DIRECTIONS FOR THIS TASK: How many lines in the data below contain the word "αποστολής"? State only the number.

SOURCE INFORMATION:
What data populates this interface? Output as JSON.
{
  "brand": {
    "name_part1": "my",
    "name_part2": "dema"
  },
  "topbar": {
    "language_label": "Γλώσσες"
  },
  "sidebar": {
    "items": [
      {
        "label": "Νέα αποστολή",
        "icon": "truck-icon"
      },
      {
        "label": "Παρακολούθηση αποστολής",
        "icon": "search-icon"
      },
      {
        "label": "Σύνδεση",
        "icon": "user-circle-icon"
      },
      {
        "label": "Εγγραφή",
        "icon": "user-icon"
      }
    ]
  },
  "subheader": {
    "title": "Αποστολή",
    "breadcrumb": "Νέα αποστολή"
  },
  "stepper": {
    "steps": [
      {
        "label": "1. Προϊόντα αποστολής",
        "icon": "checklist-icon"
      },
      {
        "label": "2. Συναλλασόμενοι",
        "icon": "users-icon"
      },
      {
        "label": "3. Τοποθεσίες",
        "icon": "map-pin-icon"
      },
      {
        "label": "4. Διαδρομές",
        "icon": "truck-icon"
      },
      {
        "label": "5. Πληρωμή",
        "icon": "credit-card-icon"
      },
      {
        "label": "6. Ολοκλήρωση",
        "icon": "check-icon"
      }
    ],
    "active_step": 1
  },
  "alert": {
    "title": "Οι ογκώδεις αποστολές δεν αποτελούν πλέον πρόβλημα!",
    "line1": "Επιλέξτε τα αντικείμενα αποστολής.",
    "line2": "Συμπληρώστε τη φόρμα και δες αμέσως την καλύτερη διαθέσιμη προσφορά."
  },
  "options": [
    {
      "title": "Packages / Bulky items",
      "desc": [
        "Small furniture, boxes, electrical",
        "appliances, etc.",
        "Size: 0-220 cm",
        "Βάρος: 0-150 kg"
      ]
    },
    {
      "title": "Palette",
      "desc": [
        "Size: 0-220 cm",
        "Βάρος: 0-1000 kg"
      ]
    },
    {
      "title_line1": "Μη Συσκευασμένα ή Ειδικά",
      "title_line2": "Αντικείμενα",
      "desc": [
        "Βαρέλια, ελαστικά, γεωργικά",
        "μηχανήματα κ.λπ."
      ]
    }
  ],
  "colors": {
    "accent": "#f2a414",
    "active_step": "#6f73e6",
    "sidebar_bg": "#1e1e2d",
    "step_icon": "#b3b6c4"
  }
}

EXERCISE SOLUTION: 3